Susan Haag: 122 and Counting
World Record Holder
In 2016 at Ironman Florida, I became the first woman in the world to complete triple digits of long-distance (140.6 miles) triathlons, commonly referred to as "Ironmans."
I've finished north of 425 total triathlons of varying distances, but there's something so special about the 140.6 mile distance. To date, I've done 122 full Ironman triathlons, and I plan to keep going.
I don't win any of these races, and being competitive isn't even the goal. Ironman for me is a day of adventure where you pray nothing goes wrong: it's the adventure that keeps me coming back year after year.
Life Before Triathlon
I'm not an elite athlete or Olympian, and I'm not being modest when I say I was never an athletic kid. I focused on my studies, got lost in books, and loved to watch and appreciate the talent of others. No sports for me!
When I went to college, I saw a college rowing team practice for the first time. I was a Kentucky born and raised kid who had barely any exposure to water sports, and I wanted to make the crew team.
I ultimately didn't make the cut, but training for tryouts sparked something that burns to this day. I kept up the running I started, and then I finished a 100-mile charity bike ride on my then-boyfriend's bike. That's when I fell in love with bike riding, which to this day is my favorite way to move.
When I was in law school in Florida in the early 90's, an ad for a sprint triathlon caught my eye. I showed up in a bathing suit and shorts on yet another borrowed bike.
I doggie-paddled through the swim, got a flat tire and ultimately hammered the wheel into a square since I didn't know any better, and ran/walked the run. There were so few participants that I remember winning something, and I was hooked.
Triathlon has been my sport ever since.
"I Will Never Do An Ironman"
Famous last words. In 2002 amidst a career change, a friend said "come do Ironman Brazil with us." I had about a decade of triathlon under my belt, including a handful of half-ironman distances.

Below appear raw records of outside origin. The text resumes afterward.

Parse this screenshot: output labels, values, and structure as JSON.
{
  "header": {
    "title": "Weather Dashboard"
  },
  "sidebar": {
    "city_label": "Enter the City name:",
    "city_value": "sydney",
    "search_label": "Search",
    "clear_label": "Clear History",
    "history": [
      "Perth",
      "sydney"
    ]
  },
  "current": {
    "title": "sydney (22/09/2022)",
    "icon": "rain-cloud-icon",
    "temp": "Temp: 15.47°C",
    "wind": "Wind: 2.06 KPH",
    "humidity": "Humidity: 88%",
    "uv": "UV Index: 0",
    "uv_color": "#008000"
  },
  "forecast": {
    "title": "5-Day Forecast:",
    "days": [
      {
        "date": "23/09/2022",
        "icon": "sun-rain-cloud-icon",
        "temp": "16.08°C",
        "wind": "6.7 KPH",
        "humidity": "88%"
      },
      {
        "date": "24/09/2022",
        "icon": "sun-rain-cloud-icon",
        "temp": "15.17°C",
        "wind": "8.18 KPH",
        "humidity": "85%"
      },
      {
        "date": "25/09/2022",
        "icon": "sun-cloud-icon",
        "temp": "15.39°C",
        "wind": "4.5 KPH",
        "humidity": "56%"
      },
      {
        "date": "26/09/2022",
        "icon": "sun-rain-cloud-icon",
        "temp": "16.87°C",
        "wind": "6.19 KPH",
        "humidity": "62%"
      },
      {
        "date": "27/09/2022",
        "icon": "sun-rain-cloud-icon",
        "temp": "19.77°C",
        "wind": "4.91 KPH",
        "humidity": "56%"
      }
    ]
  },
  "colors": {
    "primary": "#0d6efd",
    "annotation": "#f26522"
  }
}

Despite swearing to never do that distance, I jumped through some serious hoops to make Brazil happen.
With plans to crash on my friends' hotel trundle bed and passport in hand, I was ready to take on my first Ironman. I only needed to make a 13 hour roundtrip drive to Miami from Jacksonville to convince a visa agent to expedite my visa (aka get it done in one day, versus the several weeks it typically took.)
With 5 days to takeoff -and a lot of convincing/pleading on my part- I secured my visa. I was headed for the first of what would become 122 Ironmans.
The Triathlon Transformation
Training for and competing in triathlons is transformational. The training alone forces you to rise to whatever the day brings: some days you're an animal in training, and others you barely slog through an 'easy' session.
You do it anyway. This carries into all aspects of your life: you rise each morning ready to meet the day, whatever it brings.
I think triathlon also shifts your perspective toward gratitude. I'll never forget the time I was absolutely suffering on the Lake Placid course, and I hear a guy yell "Smile!" I'm about to bite his head off when I look up and see his ankle-to-hip prosthetic leg.
How can you NOT smile? That puts a different type of wind in your sails, one I think you can only get from endurance sports.
"Relentless Forward Progress."
Triathlon requires you to practice "relentless forward progress." Even and especially when it's hard, you show up and put in the time.
The moment you cross that finish line, you are changed. No matter how many "bad attitude" days you had, how much your feet hurt, how swollen your blisters are: you've conquered the dragon. The "iron dragon" came out, and despite every obstacle, you slayed it.
"They say anything worth doing is hard. I say: anything worth doing is hard, and you get to do it.
Go slay that dragon."